<<<<

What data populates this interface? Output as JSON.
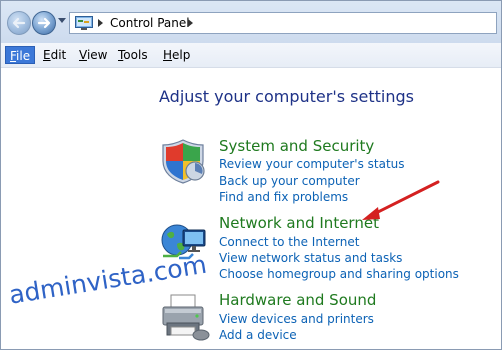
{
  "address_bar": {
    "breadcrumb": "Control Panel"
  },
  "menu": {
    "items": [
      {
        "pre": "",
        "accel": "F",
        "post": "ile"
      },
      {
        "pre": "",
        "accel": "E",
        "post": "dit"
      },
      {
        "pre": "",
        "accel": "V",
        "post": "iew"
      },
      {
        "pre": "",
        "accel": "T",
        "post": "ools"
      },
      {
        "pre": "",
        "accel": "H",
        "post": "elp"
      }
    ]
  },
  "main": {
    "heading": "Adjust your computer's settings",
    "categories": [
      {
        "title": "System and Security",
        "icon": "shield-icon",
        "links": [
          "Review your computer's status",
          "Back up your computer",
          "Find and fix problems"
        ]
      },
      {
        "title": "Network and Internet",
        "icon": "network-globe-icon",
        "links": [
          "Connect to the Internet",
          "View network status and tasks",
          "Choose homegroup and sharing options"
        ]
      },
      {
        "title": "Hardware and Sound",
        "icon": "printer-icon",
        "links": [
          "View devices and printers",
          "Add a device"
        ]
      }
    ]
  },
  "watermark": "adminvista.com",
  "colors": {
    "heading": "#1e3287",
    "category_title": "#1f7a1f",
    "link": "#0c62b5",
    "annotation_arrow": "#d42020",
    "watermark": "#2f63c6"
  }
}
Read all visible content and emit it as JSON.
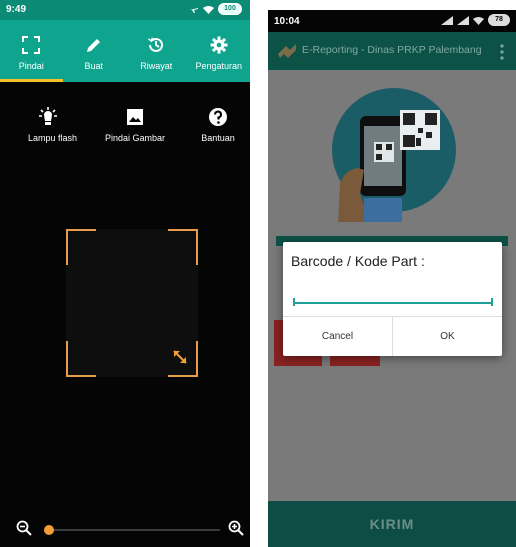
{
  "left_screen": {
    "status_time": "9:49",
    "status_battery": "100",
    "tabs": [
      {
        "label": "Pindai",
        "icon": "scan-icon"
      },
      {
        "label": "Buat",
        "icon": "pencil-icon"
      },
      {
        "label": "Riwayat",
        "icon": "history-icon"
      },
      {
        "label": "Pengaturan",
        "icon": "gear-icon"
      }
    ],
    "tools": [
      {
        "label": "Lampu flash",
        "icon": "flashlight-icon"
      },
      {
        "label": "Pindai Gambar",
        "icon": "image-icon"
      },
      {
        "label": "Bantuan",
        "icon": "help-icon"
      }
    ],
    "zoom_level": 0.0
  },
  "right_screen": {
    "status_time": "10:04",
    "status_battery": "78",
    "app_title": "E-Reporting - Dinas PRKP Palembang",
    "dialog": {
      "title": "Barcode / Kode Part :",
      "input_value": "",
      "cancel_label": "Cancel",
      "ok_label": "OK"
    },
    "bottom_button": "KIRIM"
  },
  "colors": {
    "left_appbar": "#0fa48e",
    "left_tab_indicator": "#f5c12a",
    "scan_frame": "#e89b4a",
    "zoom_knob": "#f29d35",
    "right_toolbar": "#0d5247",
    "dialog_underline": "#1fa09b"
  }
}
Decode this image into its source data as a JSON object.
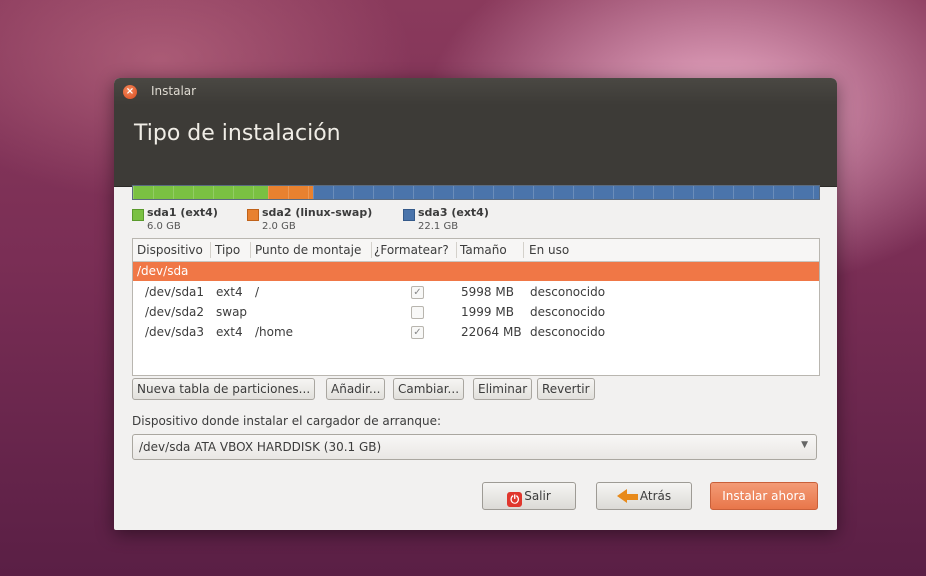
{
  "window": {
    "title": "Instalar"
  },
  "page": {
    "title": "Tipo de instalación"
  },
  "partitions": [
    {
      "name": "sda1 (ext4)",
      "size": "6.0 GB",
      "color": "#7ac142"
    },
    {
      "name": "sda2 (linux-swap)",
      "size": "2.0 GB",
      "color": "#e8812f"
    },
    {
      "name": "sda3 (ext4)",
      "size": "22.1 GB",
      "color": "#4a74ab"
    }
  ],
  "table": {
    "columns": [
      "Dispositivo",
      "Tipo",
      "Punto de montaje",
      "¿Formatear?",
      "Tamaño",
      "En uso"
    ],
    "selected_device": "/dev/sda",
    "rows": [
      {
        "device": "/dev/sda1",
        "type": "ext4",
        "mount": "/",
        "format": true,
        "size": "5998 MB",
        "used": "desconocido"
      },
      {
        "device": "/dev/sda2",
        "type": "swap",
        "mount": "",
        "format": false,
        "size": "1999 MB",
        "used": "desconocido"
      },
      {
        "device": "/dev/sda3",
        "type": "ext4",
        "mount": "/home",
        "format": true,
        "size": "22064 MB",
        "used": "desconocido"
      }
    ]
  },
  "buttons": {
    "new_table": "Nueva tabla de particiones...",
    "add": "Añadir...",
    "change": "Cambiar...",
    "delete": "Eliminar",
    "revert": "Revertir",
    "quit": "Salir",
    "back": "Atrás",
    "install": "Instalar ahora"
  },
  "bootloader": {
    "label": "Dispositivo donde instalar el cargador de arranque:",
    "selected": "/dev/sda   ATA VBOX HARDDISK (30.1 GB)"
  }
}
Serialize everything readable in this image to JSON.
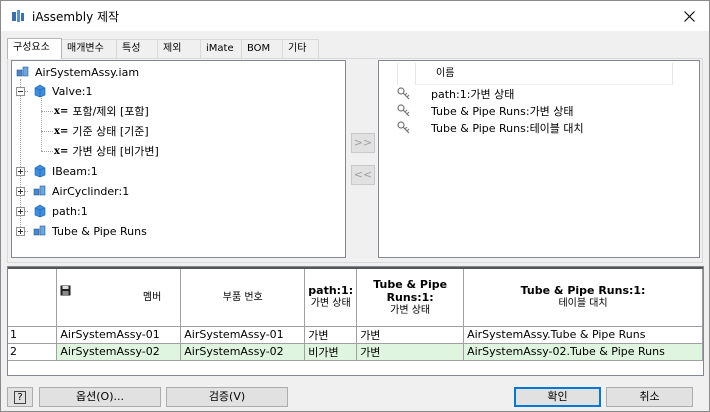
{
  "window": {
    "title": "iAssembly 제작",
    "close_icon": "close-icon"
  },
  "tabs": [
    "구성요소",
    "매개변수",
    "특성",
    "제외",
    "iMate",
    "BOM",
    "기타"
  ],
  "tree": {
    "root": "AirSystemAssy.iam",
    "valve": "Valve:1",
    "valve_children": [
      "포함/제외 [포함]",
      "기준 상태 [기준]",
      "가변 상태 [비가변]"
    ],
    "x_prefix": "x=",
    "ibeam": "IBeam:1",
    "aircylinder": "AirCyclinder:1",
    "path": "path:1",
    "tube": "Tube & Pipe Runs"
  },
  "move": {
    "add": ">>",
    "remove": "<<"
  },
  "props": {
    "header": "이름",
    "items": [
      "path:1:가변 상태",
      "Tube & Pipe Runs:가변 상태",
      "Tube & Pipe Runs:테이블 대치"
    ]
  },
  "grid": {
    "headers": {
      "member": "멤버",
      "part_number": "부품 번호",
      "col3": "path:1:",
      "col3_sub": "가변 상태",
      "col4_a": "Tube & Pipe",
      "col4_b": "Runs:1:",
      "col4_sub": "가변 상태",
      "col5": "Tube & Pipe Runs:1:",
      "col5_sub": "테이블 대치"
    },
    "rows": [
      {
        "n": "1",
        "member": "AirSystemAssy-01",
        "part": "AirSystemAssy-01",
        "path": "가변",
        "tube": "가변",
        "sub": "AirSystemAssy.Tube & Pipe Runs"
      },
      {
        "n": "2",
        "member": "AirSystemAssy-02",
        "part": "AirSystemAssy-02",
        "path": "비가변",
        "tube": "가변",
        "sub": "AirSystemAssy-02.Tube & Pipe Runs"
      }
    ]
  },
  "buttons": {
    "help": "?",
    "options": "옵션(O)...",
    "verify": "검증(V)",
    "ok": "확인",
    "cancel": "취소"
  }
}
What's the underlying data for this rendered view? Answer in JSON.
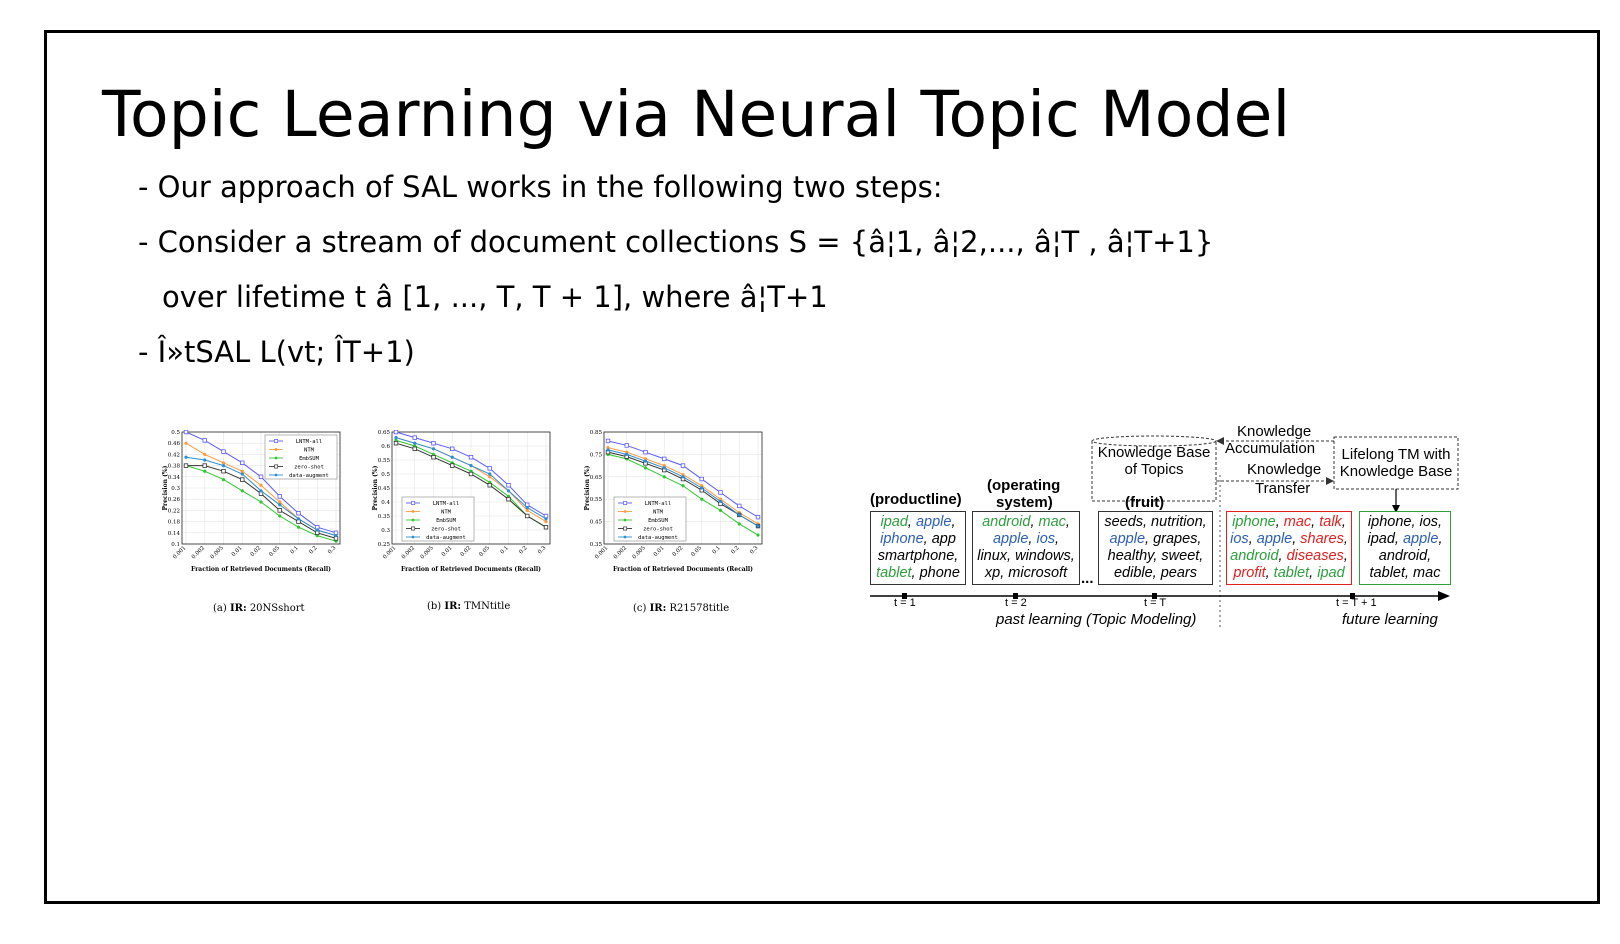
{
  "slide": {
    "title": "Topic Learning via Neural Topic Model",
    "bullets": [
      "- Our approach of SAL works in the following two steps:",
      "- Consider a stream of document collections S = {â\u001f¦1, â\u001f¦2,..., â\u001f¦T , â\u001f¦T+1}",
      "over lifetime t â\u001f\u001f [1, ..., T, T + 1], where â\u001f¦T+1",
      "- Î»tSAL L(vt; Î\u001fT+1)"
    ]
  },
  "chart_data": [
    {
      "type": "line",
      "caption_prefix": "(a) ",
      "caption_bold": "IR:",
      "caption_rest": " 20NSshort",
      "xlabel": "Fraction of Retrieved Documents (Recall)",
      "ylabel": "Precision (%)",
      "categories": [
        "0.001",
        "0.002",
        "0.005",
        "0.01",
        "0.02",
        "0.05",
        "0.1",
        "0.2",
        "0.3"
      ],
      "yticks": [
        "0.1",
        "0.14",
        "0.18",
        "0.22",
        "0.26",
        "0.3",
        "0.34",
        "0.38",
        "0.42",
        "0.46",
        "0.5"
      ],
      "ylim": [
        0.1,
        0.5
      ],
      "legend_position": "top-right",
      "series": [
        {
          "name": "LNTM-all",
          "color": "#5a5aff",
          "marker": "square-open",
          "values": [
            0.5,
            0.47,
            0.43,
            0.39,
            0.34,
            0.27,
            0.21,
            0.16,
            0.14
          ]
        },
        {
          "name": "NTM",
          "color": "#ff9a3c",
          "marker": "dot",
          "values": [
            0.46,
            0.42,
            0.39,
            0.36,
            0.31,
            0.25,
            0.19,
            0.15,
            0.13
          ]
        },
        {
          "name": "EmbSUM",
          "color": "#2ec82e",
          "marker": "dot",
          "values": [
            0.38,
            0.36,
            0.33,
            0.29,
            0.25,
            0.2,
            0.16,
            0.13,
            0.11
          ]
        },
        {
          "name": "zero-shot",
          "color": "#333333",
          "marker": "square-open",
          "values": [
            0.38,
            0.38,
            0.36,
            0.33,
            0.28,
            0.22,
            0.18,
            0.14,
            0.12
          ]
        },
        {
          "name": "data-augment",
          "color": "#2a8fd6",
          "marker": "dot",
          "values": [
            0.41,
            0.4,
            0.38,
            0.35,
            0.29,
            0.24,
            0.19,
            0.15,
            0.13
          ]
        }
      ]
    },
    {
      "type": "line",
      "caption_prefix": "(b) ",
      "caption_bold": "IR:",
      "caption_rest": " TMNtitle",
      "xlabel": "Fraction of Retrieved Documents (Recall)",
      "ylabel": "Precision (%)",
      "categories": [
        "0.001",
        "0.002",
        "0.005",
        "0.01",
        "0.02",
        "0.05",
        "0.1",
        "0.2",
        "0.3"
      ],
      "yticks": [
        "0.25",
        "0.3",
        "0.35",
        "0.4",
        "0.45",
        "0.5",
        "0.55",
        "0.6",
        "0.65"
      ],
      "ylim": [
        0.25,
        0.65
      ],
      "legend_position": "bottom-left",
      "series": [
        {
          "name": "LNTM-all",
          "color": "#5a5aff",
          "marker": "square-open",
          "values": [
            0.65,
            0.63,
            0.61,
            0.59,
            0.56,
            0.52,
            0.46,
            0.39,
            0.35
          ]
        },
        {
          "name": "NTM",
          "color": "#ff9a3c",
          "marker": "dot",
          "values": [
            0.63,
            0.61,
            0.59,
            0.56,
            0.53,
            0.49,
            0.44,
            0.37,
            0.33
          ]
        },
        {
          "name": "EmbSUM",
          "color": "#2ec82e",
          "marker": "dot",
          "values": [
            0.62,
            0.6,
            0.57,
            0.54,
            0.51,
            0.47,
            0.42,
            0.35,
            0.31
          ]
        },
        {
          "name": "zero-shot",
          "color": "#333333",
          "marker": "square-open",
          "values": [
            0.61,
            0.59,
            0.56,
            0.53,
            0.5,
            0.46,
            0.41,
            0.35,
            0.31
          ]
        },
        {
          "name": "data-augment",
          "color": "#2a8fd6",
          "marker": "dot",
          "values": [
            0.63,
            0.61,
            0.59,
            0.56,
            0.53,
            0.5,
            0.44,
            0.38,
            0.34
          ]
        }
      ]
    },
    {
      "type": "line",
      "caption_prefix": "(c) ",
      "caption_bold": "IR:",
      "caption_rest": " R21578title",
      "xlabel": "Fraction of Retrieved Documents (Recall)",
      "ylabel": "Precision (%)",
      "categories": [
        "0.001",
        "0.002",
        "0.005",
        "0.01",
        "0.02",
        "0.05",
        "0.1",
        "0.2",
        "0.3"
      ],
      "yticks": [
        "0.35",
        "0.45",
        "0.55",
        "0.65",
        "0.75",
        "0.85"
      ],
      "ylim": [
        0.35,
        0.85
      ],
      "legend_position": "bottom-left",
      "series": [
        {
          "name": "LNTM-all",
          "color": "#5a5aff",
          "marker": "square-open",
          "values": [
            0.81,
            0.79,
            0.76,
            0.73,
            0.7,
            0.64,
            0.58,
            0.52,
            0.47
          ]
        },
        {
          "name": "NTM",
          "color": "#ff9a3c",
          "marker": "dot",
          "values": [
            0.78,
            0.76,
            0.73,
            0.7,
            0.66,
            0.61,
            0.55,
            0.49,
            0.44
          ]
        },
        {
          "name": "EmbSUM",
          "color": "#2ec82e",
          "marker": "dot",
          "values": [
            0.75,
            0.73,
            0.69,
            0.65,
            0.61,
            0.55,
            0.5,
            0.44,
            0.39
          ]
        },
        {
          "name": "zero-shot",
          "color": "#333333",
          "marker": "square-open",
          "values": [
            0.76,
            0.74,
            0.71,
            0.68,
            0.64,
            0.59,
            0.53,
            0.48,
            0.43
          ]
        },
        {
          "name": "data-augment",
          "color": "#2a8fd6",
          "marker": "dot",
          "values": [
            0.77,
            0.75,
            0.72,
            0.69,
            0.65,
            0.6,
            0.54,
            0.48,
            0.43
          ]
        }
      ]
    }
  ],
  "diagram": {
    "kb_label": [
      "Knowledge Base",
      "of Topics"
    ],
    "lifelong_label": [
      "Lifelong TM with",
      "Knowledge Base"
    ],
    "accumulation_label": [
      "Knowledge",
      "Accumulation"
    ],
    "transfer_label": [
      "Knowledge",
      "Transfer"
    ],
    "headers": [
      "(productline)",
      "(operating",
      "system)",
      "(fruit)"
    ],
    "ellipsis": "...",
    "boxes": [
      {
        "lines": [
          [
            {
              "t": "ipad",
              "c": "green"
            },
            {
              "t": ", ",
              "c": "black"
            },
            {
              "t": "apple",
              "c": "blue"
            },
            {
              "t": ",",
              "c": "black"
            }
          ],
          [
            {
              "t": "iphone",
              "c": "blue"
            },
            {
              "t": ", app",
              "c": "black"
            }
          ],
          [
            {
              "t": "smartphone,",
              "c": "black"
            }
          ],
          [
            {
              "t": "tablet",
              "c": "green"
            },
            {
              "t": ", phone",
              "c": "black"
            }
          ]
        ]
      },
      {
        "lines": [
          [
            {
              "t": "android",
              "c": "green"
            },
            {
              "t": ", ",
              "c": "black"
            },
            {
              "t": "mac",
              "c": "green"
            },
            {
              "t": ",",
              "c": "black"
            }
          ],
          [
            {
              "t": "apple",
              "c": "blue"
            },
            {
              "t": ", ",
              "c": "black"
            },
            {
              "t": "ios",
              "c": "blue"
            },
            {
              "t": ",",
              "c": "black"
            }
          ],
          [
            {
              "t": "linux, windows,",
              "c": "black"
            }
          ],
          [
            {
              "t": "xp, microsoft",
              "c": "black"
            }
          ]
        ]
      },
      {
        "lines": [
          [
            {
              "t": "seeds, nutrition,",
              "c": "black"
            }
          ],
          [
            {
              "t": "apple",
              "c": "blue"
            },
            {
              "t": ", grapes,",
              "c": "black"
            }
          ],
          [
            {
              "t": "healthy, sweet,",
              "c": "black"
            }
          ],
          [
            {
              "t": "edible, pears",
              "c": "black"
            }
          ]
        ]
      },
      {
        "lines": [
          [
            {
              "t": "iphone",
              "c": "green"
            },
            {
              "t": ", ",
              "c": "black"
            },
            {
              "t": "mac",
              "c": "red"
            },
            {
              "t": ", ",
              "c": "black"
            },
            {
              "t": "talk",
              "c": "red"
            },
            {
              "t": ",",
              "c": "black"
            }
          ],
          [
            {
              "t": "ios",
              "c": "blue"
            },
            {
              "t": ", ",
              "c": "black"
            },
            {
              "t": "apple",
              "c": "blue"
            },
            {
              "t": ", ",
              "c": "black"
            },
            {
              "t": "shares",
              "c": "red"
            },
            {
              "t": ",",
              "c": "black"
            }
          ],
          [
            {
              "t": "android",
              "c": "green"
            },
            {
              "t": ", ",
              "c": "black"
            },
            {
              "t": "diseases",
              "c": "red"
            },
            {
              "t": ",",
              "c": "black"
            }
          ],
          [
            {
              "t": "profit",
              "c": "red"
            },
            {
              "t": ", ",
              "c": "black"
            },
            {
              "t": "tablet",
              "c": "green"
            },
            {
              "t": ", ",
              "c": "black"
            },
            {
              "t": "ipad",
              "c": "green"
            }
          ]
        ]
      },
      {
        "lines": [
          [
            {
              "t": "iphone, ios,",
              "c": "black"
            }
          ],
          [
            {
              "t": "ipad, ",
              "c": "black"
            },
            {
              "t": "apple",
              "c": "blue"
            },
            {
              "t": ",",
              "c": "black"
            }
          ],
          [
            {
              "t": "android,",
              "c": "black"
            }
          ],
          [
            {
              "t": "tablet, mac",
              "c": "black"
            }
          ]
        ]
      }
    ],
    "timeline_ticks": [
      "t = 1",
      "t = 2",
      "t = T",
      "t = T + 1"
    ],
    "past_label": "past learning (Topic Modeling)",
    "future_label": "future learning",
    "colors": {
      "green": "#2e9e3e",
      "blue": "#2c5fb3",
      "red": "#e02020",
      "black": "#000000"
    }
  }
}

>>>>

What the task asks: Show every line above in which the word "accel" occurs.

Final answer:
        "accel": "F",
        "accel": "E",
        "accel": "V",
        "accel": "T",
        "accel": "H",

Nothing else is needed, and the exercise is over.